MINELRES: BBC: Ukraine drive to keep Russian off buses

MINELRES moderator minelres@lists.microlink.lv
Fri Jun 25 16:52:02 2004


From: MINELRES moderator <minelres@mailbox.riga.lv>


Ukraine drive to keep Russian off buses

By Helen Fawkes 
BBC, Ukraine  

http://news.bbc.co.uk/2/hi/europe/3783353.stm 


Weaving his bus through the busy streets of Lviv in Western Ukraine,
Andriy likes to listen to Russian pop music. 

But his music choice could soon see him banned from the roads. 

Bus drivers like Andriy face having their licences taken away for
playing music by Russian bands while they work. 

Music is not allowed on public transport in Lviv, but the drivers of
some buses and mini-buses, known as "marshrutki", are flouting the law
by playing popular Russian pop songs. 

Local politicians have now drafted a language law which would take away
the licences of these drivers. 

Vasyl Shelook, from Lviv City Council, says they want to "de-Russify"
Ukrainian life. 

"Lviv is the most Ukrainian city in the country and if we don't preserve
our Ukrainian language we will lose our identity so we must force people
somehow to speak our native language," he said. 


Delicate issue 

Not everyone is happy with the clampdown. Bus drivers are angry at the
move. 

"The plans are stupid. They can't tell us what we can listen to," said
Andriy. "Everyone really likes music by Russian groups anyway." 

When you catch a bus, it's something you expect to hear, says passenger
Eugenia Mozhova, 23. 

"I'm not bothered by it at all. I consider myself to be Ukrainian, I was
born and brought up in Lviv but I'm not offended by Russian music," she
said. 

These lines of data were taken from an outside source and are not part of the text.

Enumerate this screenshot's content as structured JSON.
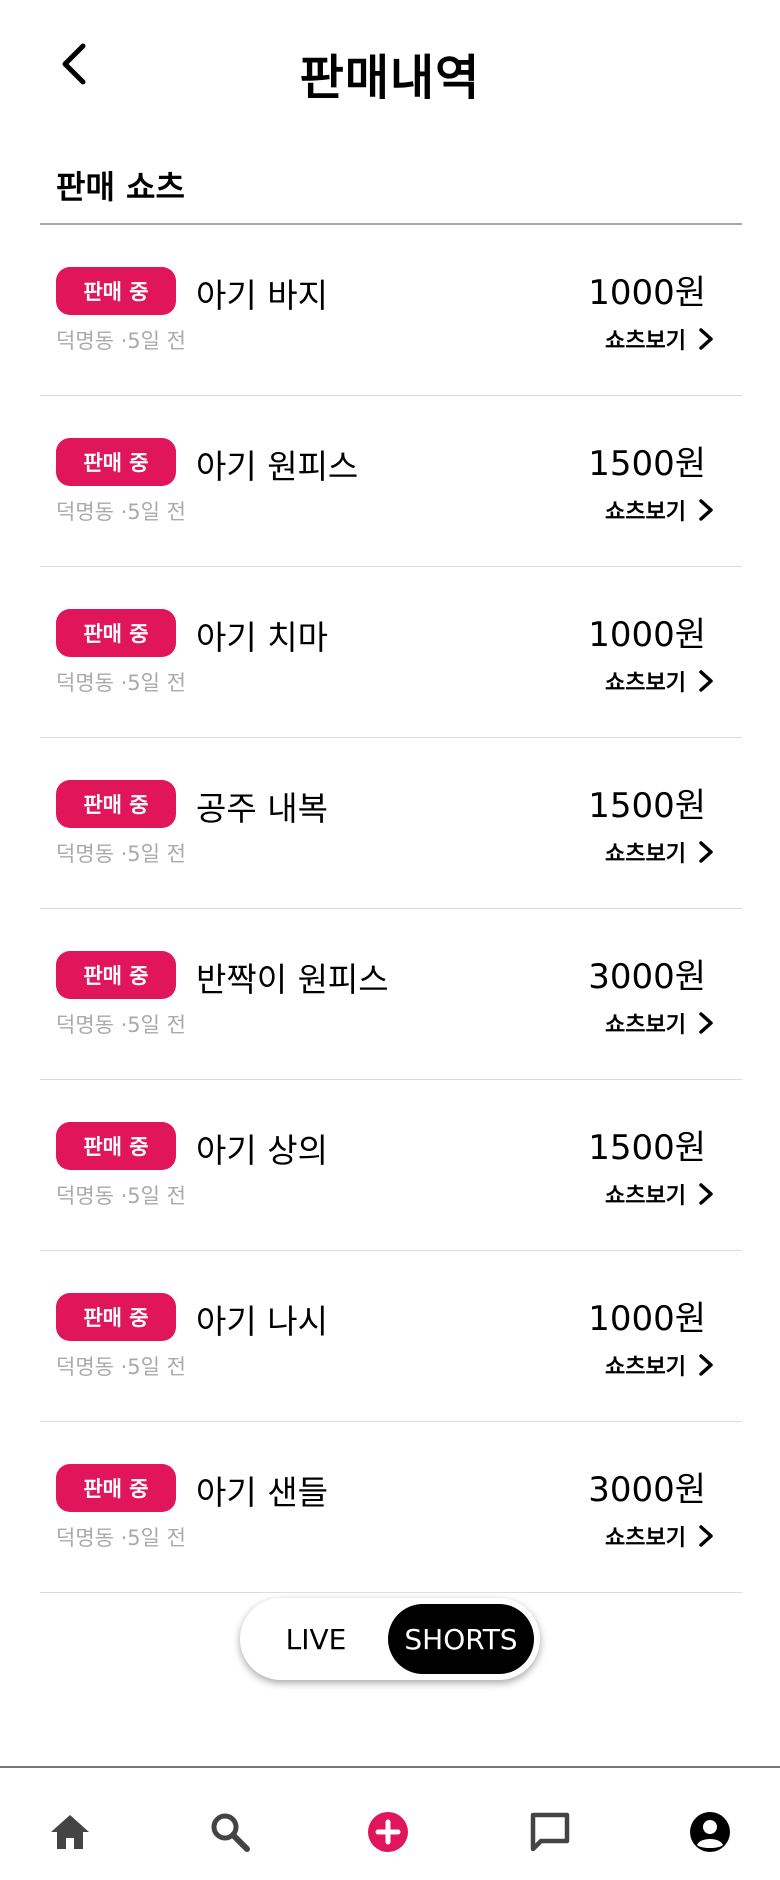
{
  "header": {
    "title": "판매내역",
    "back_icon": "chevron-left-icon"
  },
  "section": {
    "title": "판매 쇼츠"
  },
  "items": [
    {
      "badge": "판매 중",
      "title": "아기 바지",
      "meta": "덕명동 ·5일 전",
      "price": "1000원",
      "link": "쇼츠보기"
    },
    {
      "badge": "판매 중",
      "title": "아기 원피스",
      "meta": "덕명동 ·5일 전",
      "price": "1500원",
      "link": "쇼츠보기"
    },
    {
      "badge": "판매 중",
      "title": "아기 치마",
      "meta": "덕명동 ·5일 전",
      "price": "1000원",
      "link": "쇼츠보기"
    },
    {
      "badge": "판매 중",
      "title": "공주 내복",
      "meta": "덕명동 ·5일 전",
      "price": "1500원",
      "link": "쇼츠보기"
    },
    {
      "badge": "판매 중",
      "title": "반짝이 원피스",
      "meta": "덕명동 ·5일 전",
      "price": "3000원",
      "link": "쇼츠보기"
    },
    {
      "badge": "판매 중",
      "title": "아기 상의",
      "meta": "덕명동 ·5일 전",
      "price": "1500원",
      "link": "쇼츠보기"
    },
    {
      "badge": "판매 중",
      "title": "아기 나시",
      "meta": "덕명동 ·5일 전",
      "price": "1000원",
      "link": "쇼츠보기"
    },
    {
      "badge": "판매 중",
      "title": "아기 샌들",
      "meta": "덕명동 ·5일 전",
      "price": "3000원",
      "link": "쇼츠보기"
    }
  ],
  "toggle": {
    "live": "LIVE",
    "shorts": "SHORTS",
    "selected": "SHORTS"
  },
  "tabbar": {
    "icons": [
      "home-icon",
      "search-icon",
      "add-icon",
      "chat-icon",
      "profile-icon"
    ]
  },
  "colors": {
    "accent": "#e0155a",
    "text": "#000000",
    "meta": "#aaaaaa",
    "toggle_active_bg": "#000000"
  }
}
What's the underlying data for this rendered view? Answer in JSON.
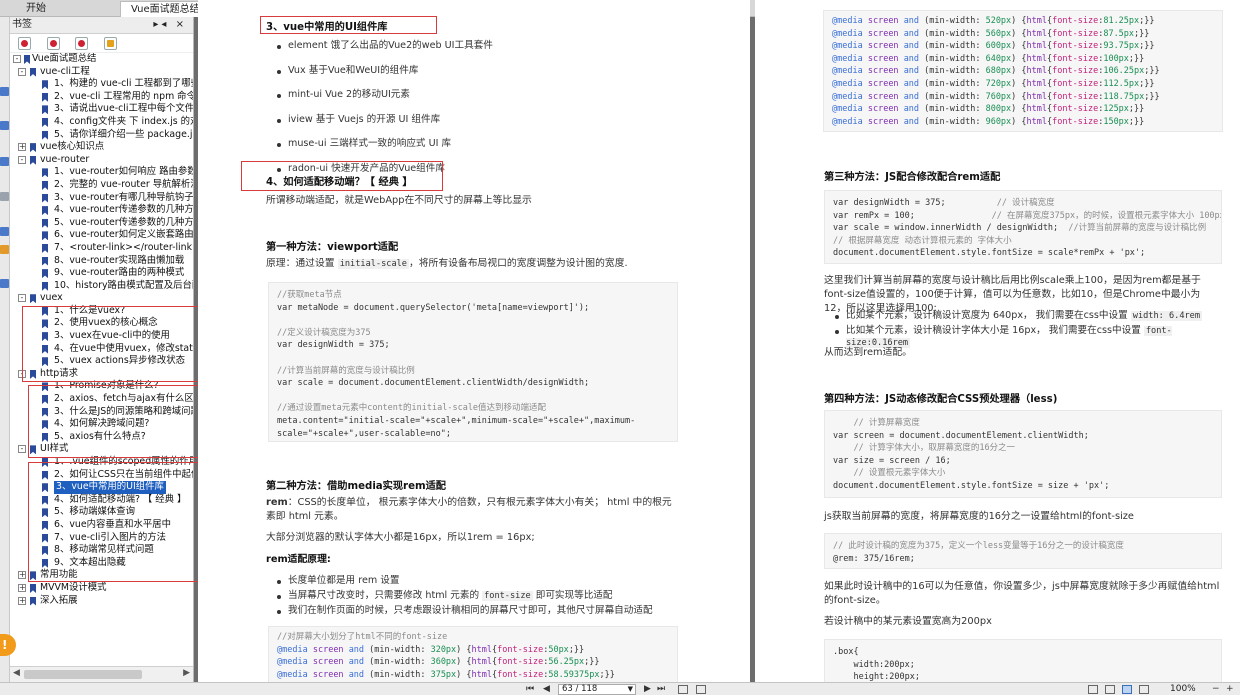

Following independence from the Soviet Union, when only Russian was
spoken, the issue of language in Ukraine has become a sensitive subject. 

It's been a struggle to re-establish Ukrainian. 

While Ukrainian is the official language, Russian is widely used in the
east of the country. 

It's estimated that Russian is the first language of one in five people
in Ukraine. 


Bars ban 

In April, an attempt to ban Russian language national television and
radio programmes failed after pressure from broadcasters in Ukraine and
politicians in Moscow. 

In Lviv, it may not only be buses that are affected by the ban on
Russian music. 

The new language law, which if approved would come into force next year,
could be extended to cover bars and restaurants in the city. 

Politicians are considering whether places of entertainment should also
be stopped from playing Russian pop songs outside their premises. 

Lviv City Council says it determined to protect Ukraine's heritage. 

"Our Ukrainian culture is under threat," said Mr Shelook. "Russian is
everywhere in Ukraine, it's on TV, on the internet. We want to keep it
out of public life."